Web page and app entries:
========

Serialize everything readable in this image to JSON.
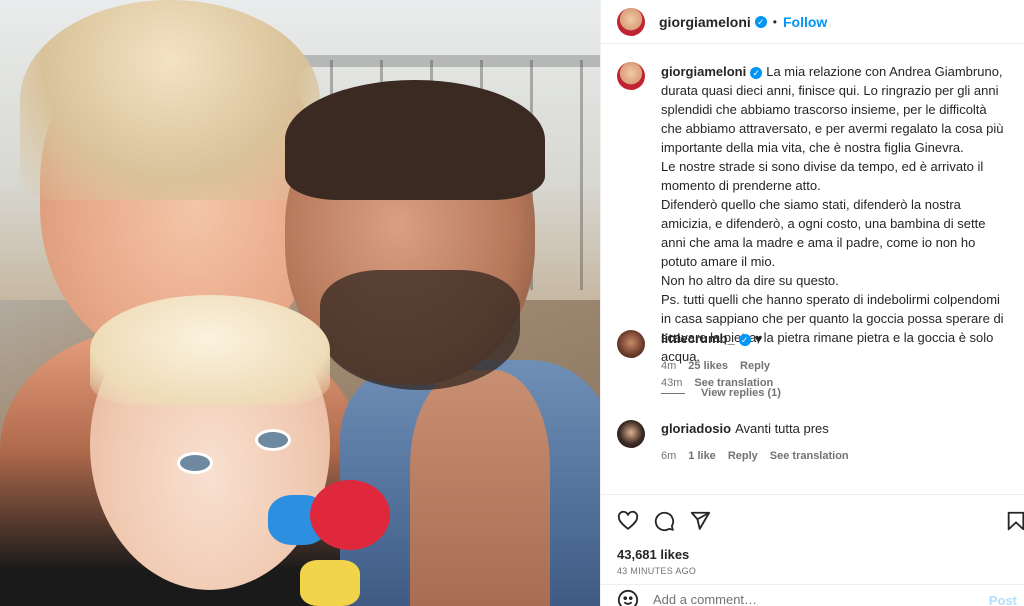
{
  "post": {
    "author": "giorgiameloni",
    "follow_label": "Follow",
    "separator": "•"
  },
  "caption": {
    "username": "giorgiameloni",
    "text": "La mia relazione con Andrea Giambruno, durata quasi dieci anni, finisce qui. Lo ringrazio per gli anni splendidi che abbiamo trascorso insieme, per le difficoltà che abbiamo attraversato, e per avermi regalato la cosa più importante della mia vita, che è nostra figlia Ginevra.\nLe nostre strade si sono divise da tempo, ed è arrivato il momento di prenderne atto.\nDifenderò quello che siamo stati, difenderò la nostra amicizia, e difenderò, a ogni costo, una bambina di sette anni che ama la madre e ama il padre, come io non ho potuto amare il mio.\nNon ho altro da dire su questo.\nPs. tutti quelli che hanno sperato di indebolirmi colpendomi in casa sappiano che per quanto la goccia possa sperare di scavare la pietra, la pietra rimane pietra e la goccia è solo acqua.",
    "time": "43m",
    "see_translation": "See translation"
  },
  "comments": [
    {
      "username": "littlecrumb_",
      "text": "♥",
      "time": "4m",
      "likes": "25 likes",
      "reply": "Reply",
      "view_replies": "View replies (1)"
    },
    {
      "username": "gloriadosio",
      "text": "Avanti tutta pres",
      "time": "6m",
      "likes": "1 like",
      "reply": "Reply",
      "see_translation": "See translation"
    }
  ],
  "stats": {
    "likes": "43,681 likes",
    "time_ago": "43 MINUTES AGO"
  },
  "composer": {
    "placeholder": "Add a comment…",
    "post_label": "Post"
  },
  "icons": {
    "like": "heart-icon",
    "comment": "comment-icon",
    "share": "share-icon",
    "save": "bookmark-icon",
    "emoji": "emoji-icon",
    "verified": "verified-icon"
  },
  "colors": {
    "accent": "#0095f6",
    "text": "#262626",
    "muted": "#737373"
  }
}
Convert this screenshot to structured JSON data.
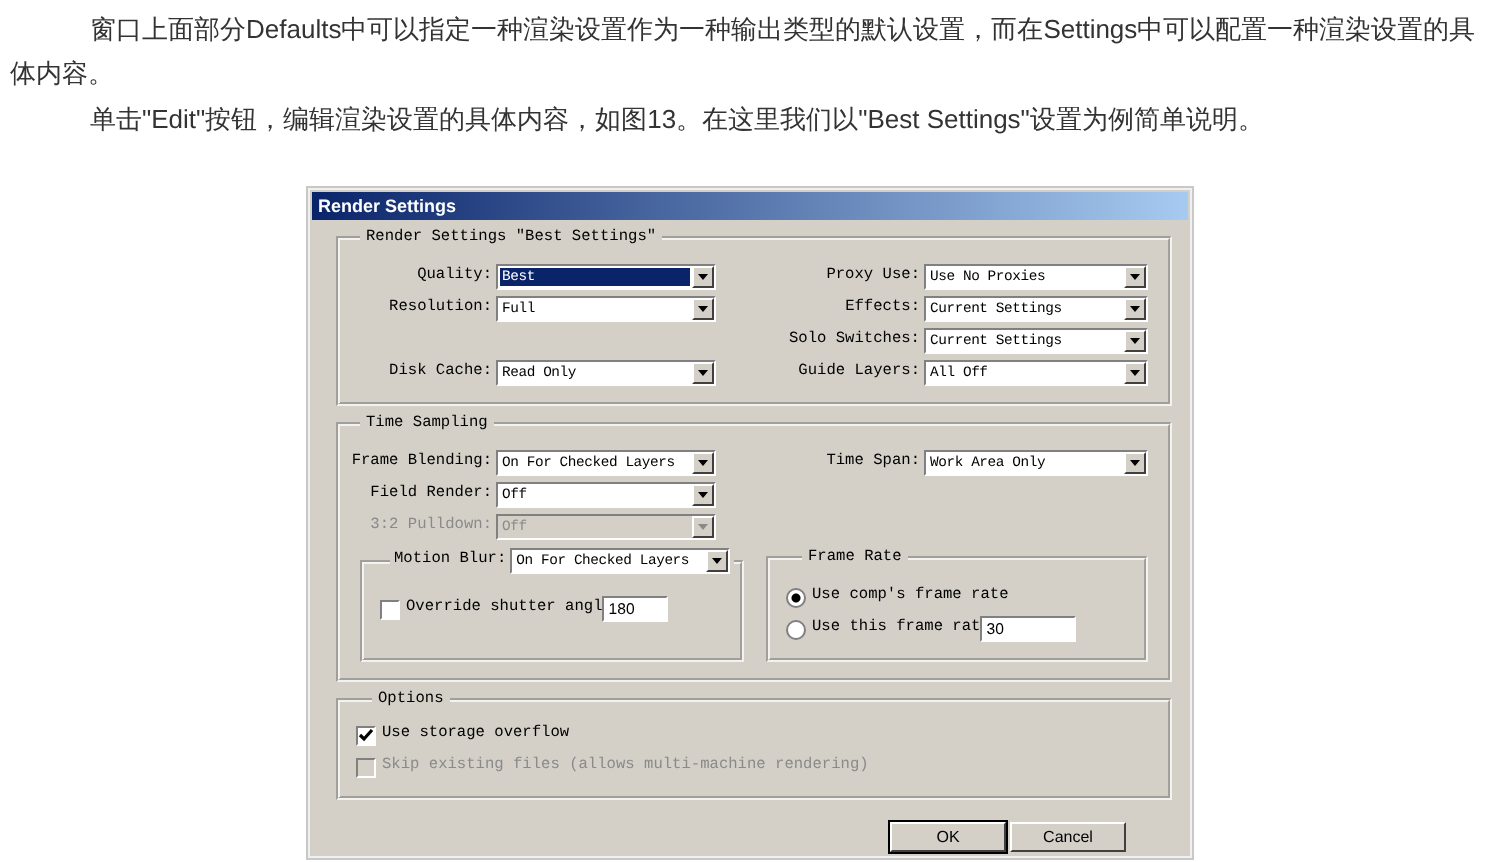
{
  "article": {
    "paragraphs": [
      "窗口上面部分Defaults中可以指定一种渲染设置作为一种输出类型的默认设置，而在Settings中可以配置一种渲染设置的具体内容。",
      "单击\"Edit\"按钮，编辑渲染设置的具体内容，如图13。在这里我们以\"Best Settings\"设置为例简单说明。"
    ]
  },
  "dialog": {
    "title": "Render Settings",
    "render_group": {
      "legend": "Render Settings \"Best Settings\"",
      "left": [
        {
          "label": "Quality:",
          "value": "Best",
          "focused": true,
          "disabled": false
        },
        {
          "label": "Resolution:",
          "value": "Full",
          "focused": false,
          "disabled": false
        },
        {
          "label": "Disk Cache:",
          "value": "Read Only",
          "focused": false,
          "disabled": false
        }
      ],
      "right": [
        {
          "label": "Proxy Use:",
          "value": "Use No Proxies",
          "focused": false,
          "disabled": false
        },
        {
          "label": "Effects:",
          "value": "Current Settings",
          "focused": false,
          "disabled": false
        },
        {
          "label": "Solo Switches:",
          "value": "Current Settings",
          "focused": false,
          "disabled": false
        },
        {
          "label": "Guide Layers:",
          "value": "All Off",
          "focused": false,
          "disabled": false
        }
      ]
    },
    "time_sampling": {
      "legend": "Time Sampling",
      "left": [
        {
          "label": "Frame Blending:",
          "value": "On For Checked Layers",
          "focused": false,
          "disabled": false
        },
        {
          "label": "Field Render:",
          "value": "Off",
          "focused": false,
          "disabled": false
        },
        {
          "label": "3:2 Pulldown:",
          "value": "Off",
          "focused": false,
          "disabled": true
        }
      ],
      "right": [
        {
          "label": "Time Span:",
          "value": "Work Area Only",
          "focused": false,
          "disabled": false
        }
      ],
      "motion_blur": {
        "dropdown": {
          "label": "Motion Blur:",
          "value": "On For Checked Layers",
          "focused": false,
          "disabled": false
        },
        "checkbox": {
          "label": "Override shutter angl",
          "checked": false,
          "value": "180"
        }
      },
      "frame_rate": {
        "legend": "Frame Rate",
        "options": [
          {
            "label": "Use comp's frame rate",
            "selected": true
          },
          {
            "label": "Use this frame rat",
            "selected": false,
            "value": "30"
          }
        ]
      }
    },
    "options": {
      "legend": "Options",
      "checkboxes": [
        {
          "label": "Use storage overflow",
          "checked": true,
          "disabled": false
        },
        {
          "label": "Skip existing files (allows multi-machine rendering)",
          "checked": false,
          "disabled": true
        }
      ]
    },
    "buttons": [
      {
        "label": "OK",
        "default": true
      },
      {
        "label": "Cancel",
        "default": false
      }
    ]
  }
}
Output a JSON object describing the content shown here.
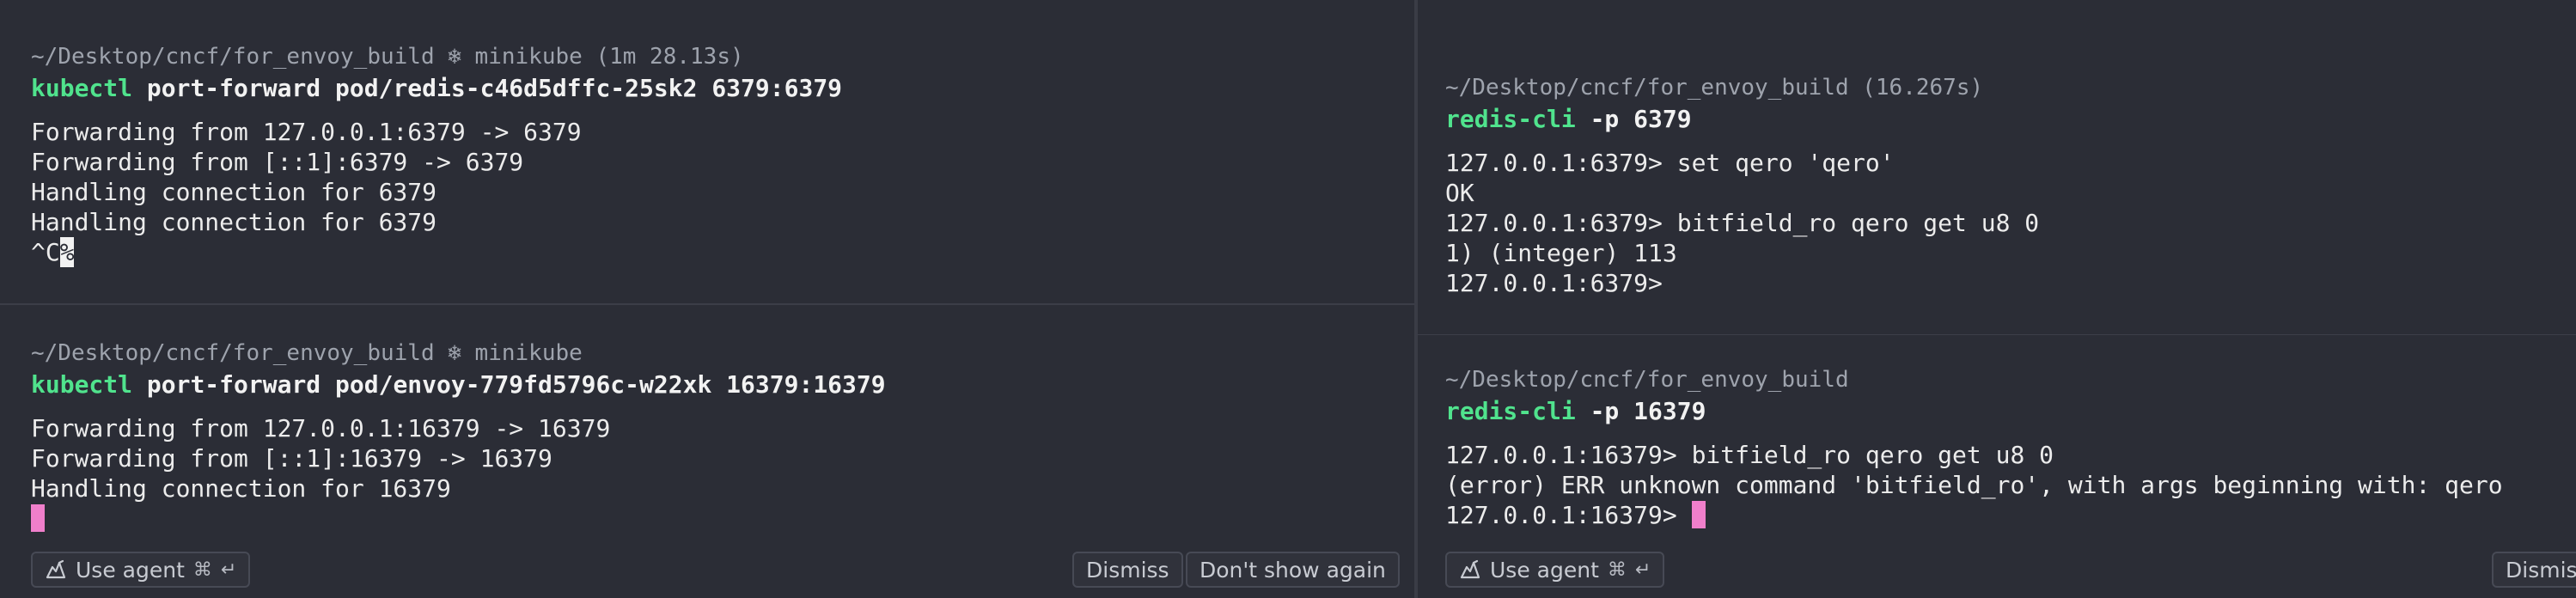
{
  "panes": {
    "top_left": {
      "prompt": "~/Desktop/cncf/for_envoy_build ❄ minikube (1m 28.13s)",
      "command_bin": "kubectl",
      "command_args": " port-forward pod/redis-c46d5dffc-25sk2 6379:6379",
      "output": [
        "Forwarding from 127.0.0.1:6379 -> 6379",
        "Forwarding from [::1]:6379 -> 6379",
        "Handling connection for 6379",
        "Handling connection for 6379"
      ],
      "last_text": "^C",
      "cursor_char": "%"
    },
    "bottom_left": {
      "prompt": "~/Desktop/cncf/for_envoy_build ❄ minikube",
      "command_bin": "kubectl",
      "command_args": " port-forward pod/envoy-779fd5796c-w22xk 16379:16379",
      "output": [
        "Forwarding from 127.0.0.1:16379 -> 16379",
        "Forwarding from [::1]:16379 -> 16379",
        "Handling connection for 16379"
      ]
    },
    "top_right": {
      "prompt": "~/Desktop/cncf/for_envoy_build (16.267s)",
      "command_bin": "redis-cli",
      "command_args": " -p 6379",
      "output": [
        "127.0.0.1:6379> set qero 'qero'",
        "OK",
        "127.0.0.1:6379> bitfield_ro qero get u8 0",
        "1) (integer) 113",
        "127.0.0.1:6379>"
      ]
    },
    "bottom_right": {
      "prompt": "~/Desktop/cncf/for_envoy_build",
      "command_bin": "redis-cli",
      "command_args": " -p 16379",
      "output": [
        "127.0.0.1:16379> bitfield_ro qero get u8 0",
        "(error) ERR unknown command 'bitfield_ro', with args beginning with: qero"
      ],
      "input_prompt": "127.0.0.1:16379> "
    }
  },
  "banner": {
    "use_agent_label": "Use agent",
    "shortcut_cmd": "⌘",
    "shortcut_enter": "↵",
    "dismiss_label": "Dismiss",
    "dont_show_label": "Don't show again"
  },
  "colors": {
    "background": "#2b2d36",
    "command_green": "#50e38d",
    "cursor_pink": "#f07fcb",
    "prompt_gray": "#9ea3ad"
  }
}
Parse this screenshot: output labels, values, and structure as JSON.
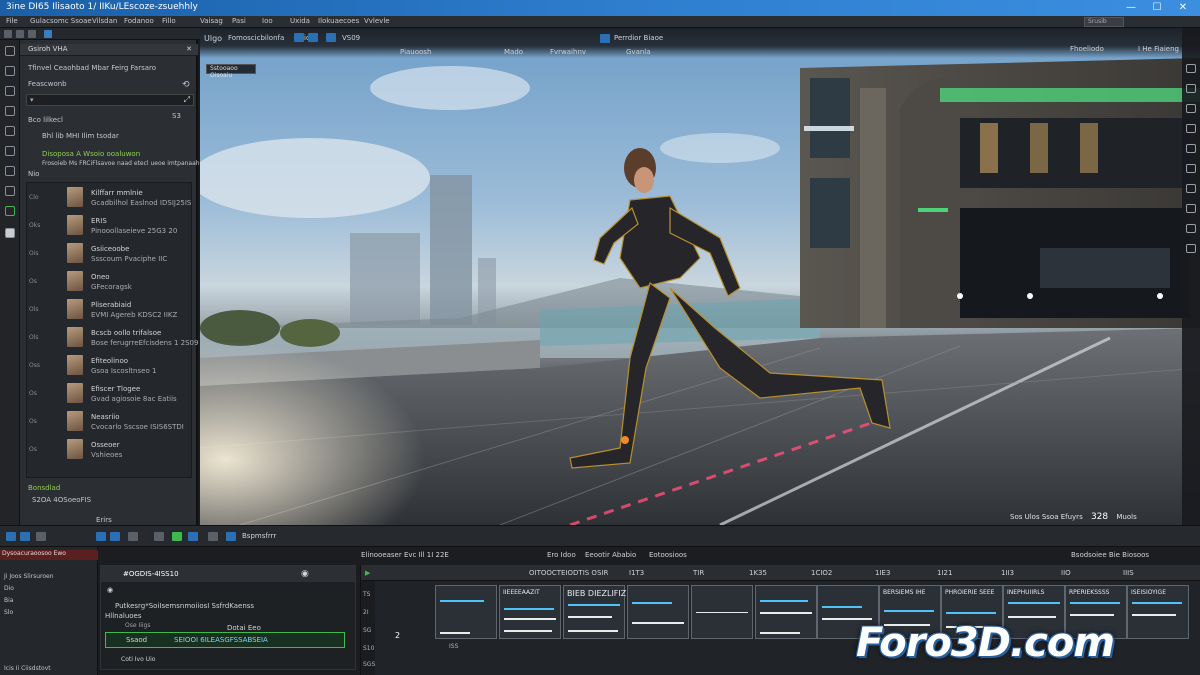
{
  "window": {
    "title": "3ine DI65 Ilisaoto 1/ IIKu/LEscoze-zsuehhly"
  },
  "menu": {
    "items": [
      "File",
      "Gulacsomc Ssoae",
      "Vilsdan",
      "Fodanoo",
      "Fillo",
      "Vaisag",
      "Pasi",
      "Ioo",
      "Uxida",
      "Ilokuaecoes",
      "Vvlevle"
    ],
    "search_placeholder": "Srusib"
  },
  "asset_panel": {
    "header": "Gsiroh VHA",
    "line1": "Tfinvel Ceaohbad Mbar Feirg Farsaro",
    "line2": "Feascwonb",
    "search_placeholder": "",
    "section_label": "Bco lilkecl",
    "section_count": "S3",
    "sub_line": "Bhl lib MHI Ilim tsodar",
    "green_line": "Disoposa A Wsoio ooaluwon",
    "desc_line": "Frosoieb Ms FRCiFlsavoe naad etecl ueoe imtpanaahing",
    "filter_label": "Nio",
    "items": [
      {
        "idx": "Clo",
        "name": "Kilffarr mmlnie",
        "sub": "Gcadbilhol Easlnod IDSIJ25IS"
      },
      {
        "idx": "Oks",
        "name": "ERIS",
        "sub": "Pinooollaseieve 25G3 20"
      },
      {
        "idx": "Ois",
        "name": "Gsiiceoobe",
        "sub": "Ssscoum Pvaciphe IIC"
      },
      {
        "idx": "Os",
        "name": "Oneo",
        "sub": "GFecoragsk"
      },
      {
        "idx": "Ols",
        "name": "Pliserabiaid",
        "sub": "EVMI Agereb KDSC2 IIKZ"
      },
      {
        "idx": "Ols",
        "name": "Bcscb oollo trifalsoe",
        "sub": "Bose ferugrreEfcisdens 1 2S09"
      },
      {
        "idx": "Oss",
        "name": "Efiteolinoo",
        "sub": "Gsoa Iscosltnseo 1"
      },
      {
        "idx": "Os",
        "name": "Efiscer Tlogee",
        "sub": "Gvad agiosoie 8ac Eatiis"
      },
      {
        "idx": "Os",
        "name": "Neasriio",
        "sub": "Cvocarlo Sscsoe ISIS6STDI"
      },
      {
        "idx": "Os",
        "name": "Osseoer",
        "sub": "Vshieoes"
      }
    ],
    "footer_green": "Bonsdlad",
    "footer_line": "S2OA 4OSoeoFIS",
    "footer_button": "Erirs"
  },
  "viewport": {
    "title": "Ulgo",
    "mode_label": "Fomoscicbilonfa",
    "camera_label": "Ilios",
    "perspective": "VS09",
    "lit_label": "Piauoosh",
    "snap_label": "Mado",
    "grid_label": "Fvrwaihnv",
    "angle_label": "Gvanla",
    "play_label": "Perrdior Biaoe",
    "right_label": "Fhoeliodo",
    "right_label2": "I He Fiaieng",
    "overlay_label": "Sstooaoo Oisoaiu",
    "status_left": "Sos",
    "status_text": "Ulos Ssoa Efuyrs",
    "status_value": "328",
    "status_right": "Muols"
  },
  "bottom_bar": {
    "label": "Bspmsfrrr"
  },
  "outliner": {
    "header": "Dysoacuraoosoo Ewo",
    "rows": [
      "Ji  Joos  Slirsuroen",
      "Dio",
      "Bia",
      "Slo"
    ],
    "foot": "Icis  Ii  Ciisdstovt"
  },
  "details": {
    "code": "#OGDIS-4ISS10",
    "line1": "Putkesrg*SoiIsemsnmoiiosI SsfrdKaenss",
    "line2": "Hllnaluoes",
    "line3": "Ose Iiigs",
    "line4": "Dotai Eeo",
    "sel_code": "Ssaod",
    "sel_text": "SEIOOI 6ILEASGFSSABSEIA",
    "foot": "Coti Ivo  Uio"
  },
  "sequencer": {
    "tabs": [
      "Elinooeaser Evc Ill 1I 22E",
      "Ero Idoo",
      "Eeootir Ababio",
      "Eotoosioos"
    ],
    "right_label": "Bsodsoiee Bie Biosoos",
    "timeline_label": "OITOOCTEIODTIS OSIR",
    "ticks": [
      "I1T3",
      "TIR",
      "1K35",
      "1CIO2",
      "1IE3",
      "1I21",
      "1II3",
      "IIO",
      "IIIS"
    ],
    "clips": [
      "",
      "IIEEEEAAZIT",
      "BIEB DIEZLIFIZ",
      "",
      "",
      "",
      "",
      "BERSIEMS IHE",
      "PHROIERIE SEEE",
      "INEPHUIIRLS",
      "RPERIEKSSSS",
      "ISEISIOYIGE"
    ],
    "track_labels": [
      "TS",
      "2I",
      "SG",
      "S10",
      "SGS"
    ],
    "frame": "2",
    "foot": "ISS"
  },
  "watermark": "Foro3D.com"
}
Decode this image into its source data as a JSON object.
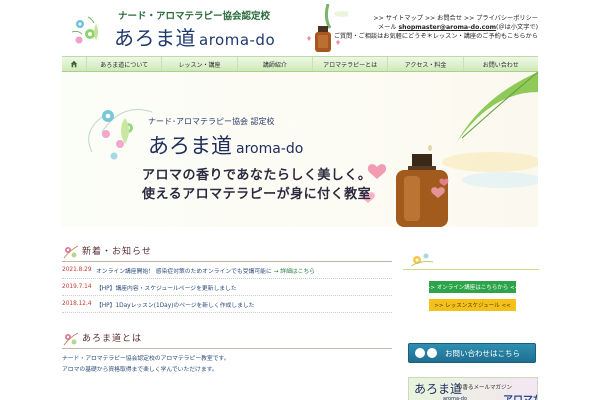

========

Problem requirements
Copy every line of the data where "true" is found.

Exercise answer
          "focused": true,
          "disabled": true
            "selected": true
          "checked": true,
          "disabled": true
        "default": true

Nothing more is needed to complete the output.